I wonder if that’s why Detroit isn’t getting a bailout from the State or Federal governments–that the banks want their money now.
And the City of Detroit gets relief from its debts. So government and banks bail in (steal!) the money from regular folks, game set and match. Ah, the public-private partnership in action!
It’s dangerous out there folks. Please take action accordingly. Soon!
From Ellen’s post, The Detroit Bail-In Template: Fleecing Pensioners to Save the Banks:
In Cyprus, the depositors were “bailed in” (stripped of a major portion of their deposits) to re-capitalize the banks. In Detroit, it is the municipal workers who are being bailed in, stripped of a major portion of their pensions to save the banks.
Bank of America Corp. and UBS AG have been given priority over other bankruptcy claimants, meaning chiefly the pensioners, for payments due on interest rate swaps they entered into with the city. Interest rate swaps – the exchange of interest rate payments between counterparties – are sold by Wall Street banks as a form of insurance, something municipal governments “should” do to protect their loans from an unanticipated increase in rates. Unlike ordinary insurance, however, swaps are actually just bets; and if the municipality loses the bet, it can owe the house, and owe big. The swap casino is almost entirely unregulated, and it is a rigged game that the house virtually always wins. Interest rate swaps are based on the LIBOR rate, which has now been proven to be manipulated by the rate-setting banks; and they were a major contributor to Detroit’s bankruptcy.

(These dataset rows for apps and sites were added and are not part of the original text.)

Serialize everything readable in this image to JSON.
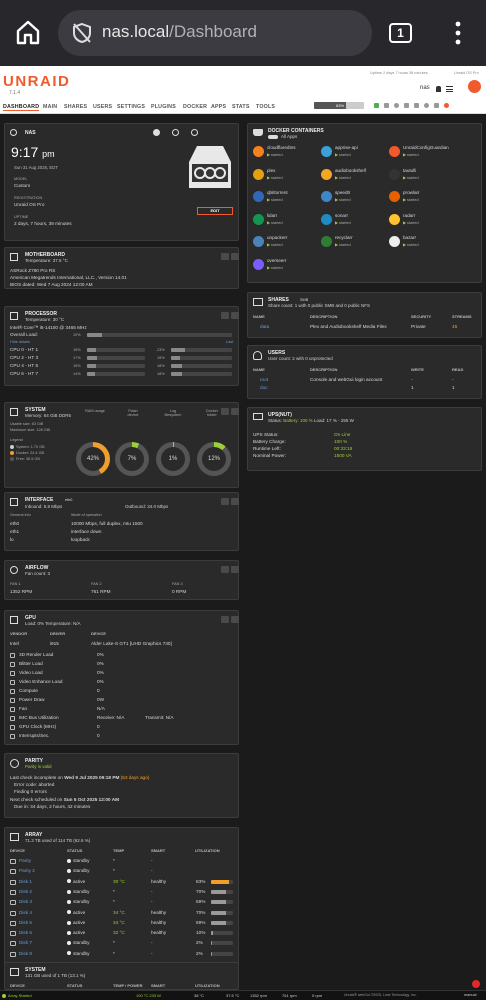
{
  "browser": {
    "url_host": "nas.local",
    "url_path": "/Dashboard",
    "tab_count": "1"
  },
  "header": {
    "logo": "UNRAID",
    "version": "7.1.4",
    "uptime": "Uptime 2 days 7 hours 38 minutes",
    "license": "Unraid OS Pro",
    "server_name": "nas",
    "brand_color": "#f15a2c"
  },
  "nav": {
    "items": [
      "DASHBOARD",
      "MAIN",
      "SHARES",
      "USERS",
      "SETTINGS",
      "PLUGINS",
      "DOCKER",
      "APPS",
      "STATS",
      "TOOLS"
    ],
    "load": "63%"
  },
  "nas_panel": {
    "title": "NAS",
    "time": "9:17",
    "ampm": "pm",
    "date": "Sun 31 Aug 2025, EDT",
    "model_label": "MODEL",
    "model": "Custom",
    "reg_label": "REGISTRATION",
    "reg": "Unraid OS Pro",
    "uptime_label": "UPTIME",
    "uptime": "2 days, 7 hours, 38 minutes",
    "edit": "EDIT"
  },
  "motherboard": {
    "title": "MOTHERBOARD",
    "temp": "Temperature: 37.5 °C",
    "name": "ASRock Z790 Pro RS",
    "bios": "American Megatrends International, LLC., Version 14.01",
    "bios_date": "BIOS dated: Wed 7 Aug 2024 12:00 AM"
  },
  "processor": {
    "title": "PROCESSOR",
    "temp": "Temperature: 30 °C",
    "name": "Intel® Core™ i5-14100 @ 3465 MHz",
    "overall_label": "Overall Load:",
    "overall": "10%",
    "overall_pct": 10,
    "hide": "Hide details",
    "last": "Last",
    "cpus": [
      {
        "l": "CPU 0 - HT 1",
        "v": "15%",
        "p": 15,
        "v2": "23%",
        "p2": 23
      },
      {
        "l": "CPU 2 - HT 3",
        "v": "17%",
        "p": 17,
        "v2": "15%",
        "p2": 15
      },
      {
        "l": "CPU 4 - HT 5",
        "v": "15%",
        "p": 15,
        "v2": "18%",
        "p2": 18
      },
      {
        "l": "CPU 6 - HT 7",
        "v": "14%",
        "p": 14,
        "v2": "18%",
        "p2": 18
      }
    ]
  },
  "system": {
    "title": "SYSTEM",
    "memory": "Memory: 64 GiB DDR5",
    "usable": "Usable size: 63 GiB",
    "max": "Maximum size: 128 GiB",
    "ram_label": "RAM usage",
    "flash_label": "Flash device",
    "log_label": "Log filesystem",
    "docker_label": "Docker folder",
    "ram": "42%",
    "ram_pct": 42,
    "flash": "7%",
    "flash_pct": 7,
    "log": "1%",
    "log_pct": 1,
    "docker": "12%",
    "docker_pct": 12,
    "legend_title": "Legend",
    "legend": [
      "System: 1.70 GB",
      "Docker: 24.4 GB",
      "Free: 36.5 GB"
    ]
  },
  "interface": {
    "title": "INTERFACE",
    "iface": "eth0",
    "inbound": "Inbound: 5.8 Mbps",
    "outbound": "Outbound: 34.0 Mbps",
    "col1": "General info",
    "col2": "Mode of operation",
    "rows": [
      {
        "k": "eth0",
        "v": "10000 Mbps, full duplex, mtu 1500"
      },
      {
        "k": "eth1",
        "v": "interface down"
      },
      {
        "k": "lo",
        "v": "loopback"
      }
    ]
  },
  "airflow": {
    "title": "AIRFLOW",
    "count": "Fan count: 3",
    "fans": [
      {
        "k": "FAN 1",
        "v": "1352 RPM"
      },
      {
        "k": "FAN 2",
        "v": "761 RPM"
      },
      {
        "k": "FAN 3",
        "v": "0 RPM"
      }
    ]
  },
  "gpu": {
    "title": "GPU",
    "load": "Load: 0% Temperature: N/A",
    "h_vendor": "VENDOR",
    "h_driver": "DRIVER",
    "h_device": "DEVICE",
    "vendor": "Intel",
    "driver": "i915",
    "device": "Alder Lake-S GT1 [UHD Graphics 730]",
    "rows": [
      {
        "k": "3D Render Load",
        "v": "0%"
      },
      {
        "k": "Blitter Load",
        "v": "0%"
      },
      {
        "k": "Video Load",
        "v": "0%"
      },
      {
        "k": "Video Enhance Load",
        "v": "0%"
      },
      {
        "k": "Compute",
        "v": "0"
      },
      {
        "k": "Power Draw",
        "v": "0W"
      },
      {
        "k": "Fan",
        "v": "N/A"
      },
      {
        "k": "IMC Bus Utilization",
        "v": "Receive: N/A",
        "v2": "Transmit: N/A"
      },
      {
        "k": "GPU Clock (MHz)",
        "v": "0"
      },
      {
        "k": "Interrupts/Sec.",
        "v": "0"
      }
    ]
  },
  "parity": {
    "title": "PARITY",
    "sub": "Parity is valid",
    "line1a": "Last check incomplete on ",
    "line1b": "Wed 9 Jul 2025 09:18 PM",
    "line1c": " (53 days ago)",
    "error": "Error code: aborted",
    "finding": "Finding 0 errors",
    "next_a": "Next check scheduled on ",
    "next_b": "Sun 5 Oct 2025 12:00 AM",
    "due": "Due in: 34 days, 2 hours, 42 minutes"
  },
  "array": {
    "title": "ARRAY",
    "sub": "71.3 TB used of 114 TB (62.6 %)",
    "headers": [
      "DEVICE",
      "STATUS",
      "TEMP",
      "SMART",
      "UTILIZATION"
    ],
    "rows": [
      {
        "d": "Parity",
        "s": "standby",
        "t": "*",
        "m": "-",
        "u": ""
      },
      {
        "d": "Parity 2",
        "s": "standby",
        "t": "*",
        "m": "-",
        "u": ""
      },
      {
        "d": "Disk 1",
        "s": "active",
        "t": "30 °C",
        "m": "healthy",
        "u": "83%"
      },
      {
        "d": "Disk 2",
        "s": "standby",
        "t": "*",
        "m": "-",
        "u": "70%"
      },
      {
        "d": "Disk 3",
        "s": "standby",
        "t": "*",
        "m": "-",
        "u": "69%"
      },
      {
        "d": "Disk 4",
        "s": "active",
        "t": "34 °C",
        "m": "healthy",
        "u": "70%"
      },
      {
        "d": "Disk 5",
        "s": "active",
        "t": "34 °C",
        "m": "healthy",
        "u": "69%"
      },
      {
        "d": "Disk 6",
        "s": "active",
        "t": "32 °C",
        "m": "healthy",
        "u": "10%"
      },
      {
        "d": "Disk 7",
        "s": "standby",
        "t": "*",
        "m": "-",
        "u": "2%"
      },
      {
        "d": "Disk 8",
        "s": "standby",
        "t": "*",
        "m": "-",
        "u": "2%"
      }
    ]
  },
  "system2": {
    "title": "SYSTEM",
    "sub": "131 GB used of 1 TB (13.1 %)",
    "headers": [
      "DEVICE",
      "STATUS",
      "TEMP / POWER",
      "SMART",
      "UTILIZATION"
    ]
  },
  "docker": {
    "title": "DOCKER CONTAINERS",
    "toggle": "All Apps",
    "containers": [
      {
        "n": "cloudflaredtns",
        "s": "started",
        "c": "#f48120"
      },
      {
        "n": "apprise-api",
        "s": "started",
        "c": "#3aa0d6"
      },
      {
        "n": "UnraidConfigGuardian",
        "s": "started",
        "c": "#f15a2c"
      },
      {
        "n": "plex",
        "s": "started",
        "c": "#e5a00d"
      },
      {
        "n": "audiobookshelf",
        "s": "started",
        "c": "#f5a623"
      },
      {
        "n": "tautulli",
        "s": "started",
        "c": "#333"
      },
      {
        "n": "qbittorrent",
        "s": "started",
        "c": "#2f67ba"
      },
      {
        "n": "speedtr",
        "s": "started",
        "c": "#3d86c8"
      },
      {
        "n": "prowlarr",
        "s": "started",
        "c": "#e66000"
      },
      {
        "n": "lidarr",
        "s": "started",
        "c": "#159552"
      },
      {
        "n": "sonarr",
        "s": "started",
        "c": "#1e8bc3"
      },
      {
        "n": "radarr",
        "s": "started",
        "c": "#ffc230"
      },
      {
        "n": "unpackerr",
        "s": "started",
        "c": "#4b82b8"
      },
      {
        "n": "recyclarr",
        "s": "started",
        "c": "#2e7d32"
      },
      {
        "n": "bazarr",
        "s": "started",
        "c": "#eee"
      },
      {
        "n": "overseerr",
        "s": "started",
        "c": "#7b5cff"
      }
    ]
  },
  "shares": {
    "title": "SHARES",
    "filter": "SMB",
    "sub": "Share count: 1 with 0 public SMB and 0 public NFS",
    "headers": [
      "NAME",
      "DESCRIPTION",
      "SECURITY",
      "STREAMS"
    ],
    "name": "data",
    "desc": "Plex and Audiobookshelf Media Files",
    "sec": "Private",
    "streams": "45"
  },
  "users": {
    "title": "USERS",
    "sub": "User count: 2 with 0 unprotected",
    "headers": [
      "NAME",
      "DESCRIPTION",
      "WRITE",
      "READ"
    ],
    "rows": [
      {
        "n": "root",
        "d": "Console and webGui login account",
        "w": "-",
        "r": "-"
      },
      {
        "n": "doc",
        "d": "",
        "w": "1",
        "r": "1"
      }
    ]
  },
  "ups": {
    "title": "UPS(NUT)",
    "sub_a": "Status: ",
    "sub_b": "Battery: 100 %",
    "sub_c": " Load: 17 % - 255 W",
    "rows": [
      {
        "k": "UPS Status:",
        "v": "On Line"
      },
      {
        "k": "Battery Charge:",
        "v": "100 %"
      },
      {
        "k": "Runtime Left:",
        "v": "00:33:18"
      },
      {
        "k": "Nominal Power:",
        "v": "1500 VA"
      }
    ]
  },
  "status": {
    "array": "Array Started",
    "temps": "100 °C  233 W",
    "t1": "38 °C",
    "t2": "37.5 °C",
    "f1": "1352 rpm",
    "f2": "761 rpm",
    "f3": "0 rpm",
    "copyright": "Unraid® webGui ©2025, Lime Technology, Inc.",
    "manual": "manual"
  }
}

Derivative claims are considered “secured” because the players must post collateral to play. They get not just priority but “super-priority” in bankruptcy, meaning they go first before all others, a deal pushed through by Wall Street in the Bankruptcy Reform Act of 2005. Meanwhile, the municipal workers, whose pensions are theoretically protected under the Michigan Constitution, are classified as “unsecured” claimants who will get the scraps after the secured creditors put in their claims. The banking casino, it seems, trumps even the state constitution. The banks win and the workers lose once again.
Ellen’s full post is here.